- _WHAT TO PRODUCE_:
Here is a listing. Set it down again exactly.
^^^^^^^^
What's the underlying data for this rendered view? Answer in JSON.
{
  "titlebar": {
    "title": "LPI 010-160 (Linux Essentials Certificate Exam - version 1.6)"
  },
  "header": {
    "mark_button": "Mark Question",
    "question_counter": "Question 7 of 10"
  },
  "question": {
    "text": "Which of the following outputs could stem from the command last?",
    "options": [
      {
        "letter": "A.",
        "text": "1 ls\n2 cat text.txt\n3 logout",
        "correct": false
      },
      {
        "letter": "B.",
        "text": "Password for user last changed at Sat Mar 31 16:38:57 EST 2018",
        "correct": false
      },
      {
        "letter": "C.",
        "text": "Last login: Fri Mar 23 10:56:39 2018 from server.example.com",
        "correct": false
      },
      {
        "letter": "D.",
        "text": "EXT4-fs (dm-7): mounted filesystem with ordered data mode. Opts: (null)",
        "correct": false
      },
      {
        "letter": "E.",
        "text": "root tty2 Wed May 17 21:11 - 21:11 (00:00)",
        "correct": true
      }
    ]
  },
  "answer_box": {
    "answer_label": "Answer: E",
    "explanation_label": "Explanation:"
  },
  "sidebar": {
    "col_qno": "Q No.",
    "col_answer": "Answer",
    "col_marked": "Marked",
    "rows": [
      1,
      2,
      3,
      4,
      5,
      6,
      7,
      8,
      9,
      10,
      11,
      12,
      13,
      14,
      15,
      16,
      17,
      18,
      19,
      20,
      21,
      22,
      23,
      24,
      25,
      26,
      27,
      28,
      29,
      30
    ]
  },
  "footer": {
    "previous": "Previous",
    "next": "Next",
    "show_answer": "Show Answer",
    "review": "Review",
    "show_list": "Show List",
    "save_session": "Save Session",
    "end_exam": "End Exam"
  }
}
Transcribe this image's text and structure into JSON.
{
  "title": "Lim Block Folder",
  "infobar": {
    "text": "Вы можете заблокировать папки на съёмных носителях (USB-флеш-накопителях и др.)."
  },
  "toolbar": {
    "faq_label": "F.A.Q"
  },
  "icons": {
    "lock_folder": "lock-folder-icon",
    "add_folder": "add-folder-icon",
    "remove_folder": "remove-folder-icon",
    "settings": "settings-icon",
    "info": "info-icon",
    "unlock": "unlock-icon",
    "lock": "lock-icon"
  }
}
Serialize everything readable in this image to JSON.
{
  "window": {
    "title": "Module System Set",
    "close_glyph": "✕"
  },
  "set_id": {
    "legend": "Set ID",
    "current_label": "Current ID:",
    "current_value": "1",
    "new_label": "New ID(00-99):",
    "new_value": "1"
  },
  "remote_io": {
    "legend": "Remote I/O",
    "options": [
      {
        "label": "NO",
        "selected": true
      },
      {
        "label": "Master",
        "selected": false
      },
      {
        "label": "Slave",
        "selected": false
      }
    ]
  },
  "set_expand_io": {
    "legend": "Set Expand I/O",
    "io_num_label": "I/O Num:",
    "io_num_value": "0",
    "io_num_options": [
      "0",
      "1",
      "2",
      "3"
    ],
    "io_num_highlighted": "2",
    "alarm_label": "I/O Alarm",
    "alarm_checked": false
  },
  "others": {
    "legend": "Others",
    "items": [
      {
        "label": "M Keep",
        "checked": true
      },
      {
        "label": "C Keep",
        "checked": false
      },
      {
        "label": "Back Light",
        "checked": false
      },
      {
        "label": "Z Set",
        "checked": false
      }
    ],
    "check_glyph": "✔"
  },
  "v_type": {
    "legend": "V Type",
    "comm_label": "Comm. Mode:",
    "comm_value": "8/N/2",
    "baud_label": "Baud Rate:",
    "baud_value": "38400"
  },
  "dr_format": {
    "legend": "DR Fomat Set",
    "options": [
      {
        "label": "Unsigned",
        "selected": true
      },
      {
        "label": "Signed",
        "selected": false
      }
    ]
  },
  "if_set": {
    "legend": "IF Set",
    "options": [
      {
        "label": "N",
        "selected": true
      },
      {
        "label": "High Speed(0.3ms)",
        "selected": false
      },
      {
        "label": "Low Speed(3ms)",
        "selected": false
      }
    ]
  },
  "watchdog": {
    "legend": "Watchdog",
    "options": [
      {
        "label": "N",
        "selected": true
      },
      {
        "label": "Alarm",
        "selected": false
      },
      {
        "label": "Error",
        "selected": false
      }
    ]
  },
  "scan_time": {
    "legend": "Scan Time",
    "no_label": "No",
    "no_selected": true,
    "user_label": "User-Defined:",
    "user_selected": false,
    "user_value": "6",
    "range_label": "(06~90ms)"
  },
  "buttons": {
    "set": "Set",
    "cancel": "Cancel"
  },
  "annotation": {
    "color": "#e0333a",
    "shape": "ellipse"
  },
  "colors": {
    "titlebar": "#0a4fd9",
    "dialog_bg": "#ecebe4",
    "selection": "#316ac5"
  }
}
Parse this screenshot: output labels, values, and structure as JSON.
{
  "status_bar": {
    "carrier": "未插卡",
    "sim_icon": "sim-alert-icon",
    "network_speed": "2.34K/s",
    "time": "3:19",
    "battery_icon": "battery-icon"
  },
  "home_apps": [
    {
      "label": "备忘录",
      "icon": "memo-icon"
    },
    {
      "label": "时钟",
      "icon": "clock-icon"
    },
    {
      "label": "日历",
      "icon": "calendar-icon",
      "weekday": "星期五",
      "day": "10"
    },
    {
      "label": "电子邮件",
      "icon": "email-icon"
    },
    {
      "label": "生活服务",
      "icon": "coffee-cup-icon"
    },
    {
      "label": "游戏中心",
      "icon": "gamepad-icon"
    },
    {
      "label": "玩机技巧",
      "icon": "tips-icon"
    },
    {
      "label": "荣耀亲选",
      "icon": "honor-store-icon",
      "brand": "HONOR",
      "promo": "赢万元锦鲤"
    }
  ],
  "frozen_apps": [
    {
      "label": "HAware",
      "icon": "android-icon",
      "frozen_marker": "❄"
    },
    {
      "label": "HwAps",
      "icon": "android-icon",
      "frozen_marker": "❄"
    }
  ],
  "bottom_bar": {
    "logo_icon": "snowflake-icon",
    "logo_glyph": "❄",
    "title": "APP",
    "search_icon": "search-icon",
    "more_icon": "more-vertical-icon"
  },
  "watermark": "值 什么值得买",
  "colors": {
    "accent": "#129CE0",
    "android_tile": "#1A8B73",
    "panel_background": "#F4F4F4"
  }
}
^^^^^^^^
- _WRITTEN ANSWER_:
What's the underlying data for this rendered view? Answer in JSON.
{
  "titlebar": {
    "title": "LPI 010-160 (Linux Essentials Certificate Exam - version 1.6)"
  },
  "header": {
    "mark_button": "Mark Question",
    "question_counter": "Question 7 of 10"
  },
  "question": {
    "text": "Which of the following outputs could stem from the command last?",
    "options": [
      {
        "letter": "A.",
        "text": "1 ls\n2 cat text.txt\n3 logout",
        "correct": false
      },
      {
        "letter": "B.",
        "text": "Password for user last changed at Sat Mar 31 16:38:57 EST 2018",
        "correct": false
      },
      {
        "letter": "C.",
        "text": "Last login: Fri Mar 23 10:56:39 2018 from server.example.com",
        "correct": false
      },
      {
        "letter": "D.",
        "text": "EXT4-fs (dm-7): mounted filesystem with ordered data mode. Opts: (null)",
        "correct": false
      },
      {
        "letter": "E.",
        "text": "root tty2 Wed May 17 21:11 - 21:11 (00:00)",
        "correct": true
      }
    ]
  },
  "answer_box": {
    "answer_label": "Answer: E",
    "explanation_label": "Explanation:"
  },
  "sidebar": {
    "col_qno": "Q No.",
    "col_answer": "Answer",
    "col_marked": "Marked",
    "rows": [
      1,
      2,
      3,
      4,
      5,
      6,
      7,
      8,
      9,
      10,
      11,
      12,
      13,
      14,
      15,
      16,
      17,
      18,
      19,
      20,
      21,
      22,
      23,
      24,
      25,
      26,
      27,
      28,
      29,
      30
    ]
  },
  "footer": {
    "previous": "Previous",
    "next": "Next",
    "show_answer": "Show Answer",
    "review": "Review",
    "show_list": "Show List",
    "save_session": "Save Session",
    "end_exam": "End Exam"
  }
}
Transcribe this image's text and structure into JSON.
{
  "title": "Lim Block Folder",
  "infobar": {
    "text": "Вы можете заблокировать папки на съёмных носителях (USB-флеш-накопителях и др.)."
  },
  "toolbar": {
    "faq_label": "F.A.Q"
  },
  "icons": {
    "lock_folder": "lock-folder-icon",
    "add_folder": "add-folder-icon",
    "remove_folder": "remove-folder-icon",
    "settings": "settings-icon",
    "info": "info-icon",
    "unlock": "unlock-icon",
    "lock": "lock-icon"
  }
}
Serialize everything readable in this image to JSON.
{
  "window": {
    "title": "Module System Set",
    "close_glyph": "✕"
  },
  "set_id": {
    "legend": "Set ID",
    "current_label": "Current ID:",
    "current_value": "1",
    "new_label": "New ID(00-99):",
    "new_value": "1"
  },
  "remote_io": {
    "legend": "Remote I/O",
    "options": [
      {
        "label": "NO",
        "selected": true
      },
      {
        "label": "Master",
        "selected": false
      },
      {
        "label": "Slave",
        "selected": false
      }
    ]
  },
  "set_expand_io": {
    "legend": "Set Expand I/O",
    "io_num_label": "I/O Num:",
    "io_num_value": "0",
    "io_num_options": [
      "0",
      "1",
      "2",
      "3"
    ],
    "io_num_highlighted": "2",
    "alarm_label": "I/O Alarm",
    "alarm_checked": false
  },
  "others": {
    "legend": "Others",
    "items": [
      {
        "label": "M Keep",
        "checked": true
      },
      {
        "label": "C Keep",
        "checked": false
      },
      {
        "label": "Back Light",
        "checked": false
      },
      {
        "label": "Z Set",
        "checked": false
      }
    ],
    "check_glyph": "✔"
  },
  "v_type": {
    "legend": "V Type",
    "comm_label": "Comm. Mode:",
    "comm_value": "8/N/2",
    "baud_label": "Baud Rate:",
    "baud_value": "38400"
  },
  "dr_format": {
    "legend": "DR Fomat Set",
    "options": [
      {
        "label": "Unsigned",
        "selected": true
      },
      {
        "label": "Signed",
        "selected": false
      }
    ]
  },
  "if_set": {
    "legend": "IF Set",
    "options": [
      {
        "label": "N",
        "selected": true
      },
      {
        "label": "High Speed(0.3ms)",
        "selected": false
      },
      {
        "label": "Low Speed(3ms)",
        "selected": false
      }
    ]
  },
  "watchdog": {
    "legend": "Watchdog",
    "options": [
      {
        "label": "N",
        "selected": true
      },
      {
        "label": "Alarm",
        "selected": false
      },
      {
        "label": "Error",
        "selected": false
      }
    ]
  },
  "scan_time": {
    "legend": "Scan Time",
    "no_label": "No",
    "no_selected": true,
    "user_label": "User-Defined:",
    "user_selected": false,
    "user_value": "6",
    "range_label": "(06~90ms)"
  },
  "buttons": {
    "set": "Set",
    "cancel": "Cancel"
  },
  "annotation": {
    "color": "#e0333a",
    "shape": "ellipse"
  },
  "colors": {
    "titlebar": "#0a4fd9",
    "dialog_bg": "#ecebe4",
    "selection": "#316ac5"
  }
}
Parse this screenshot: output labels, values, and structure as JSON.
{
  "status_bar": {
    "carrier": "未插卡",
    "sim_icon": "sim-alert-icon",
    "network_speed": "2.34K/s",
    "time": "3:19",
    "battery_icon": "battery-icon"
  },
  "home_apps": [
    {
      "label": "备忘录",
      "icon": "memo-icon"
    },
    {
      "label": "时钟",
      "icon": "clock-icon"
    },
    {
      "label": "日历",
      "icon": "calendar-icon",
      "weekday": "星期五",
      "day": "10"
    },
    {
      "label": "电子邮件",
      "icon": "email-icon"
    },
    {
      "label": "生活服务",
      "icon": "coffee-cup-icon"
    },
    {
      "label": "游戏中心",
      "icon": "gamepad-icon"
    },
    {
      "label": "玩机技巧",
      "icon": "tips-icon"
    },
    {
      "label": "荣耀亲选",
      "icon": "honor-store-icon",
      "brand": "HONOR",
      "promo": "赢万元锦鲤"
    }
  ],
  "frozen_apps": [
    {
      "label": "HAware",
      "icon": "android-icon",
      "frozen_marker": "❄"
    },
    {
      "label": "HwAps",
      "icon": "android-icon",
      "frozen_marker": "❄"
    }
  ],
  "bottom_bar": {
    "logo_icon": "snowflake-icon",
    "logo_glyph": "❄",
    "title": "APP",
    "search_icon": "search-icon",
    "more_icon": "more-vertical-icon"
  },
  "watermark": "值 什么值得买",
  "colors": {
    "accent": "#129CE0",
    "android_tile": "#1A8B73",
    "panel_background": "#F4F4F4"
  }
}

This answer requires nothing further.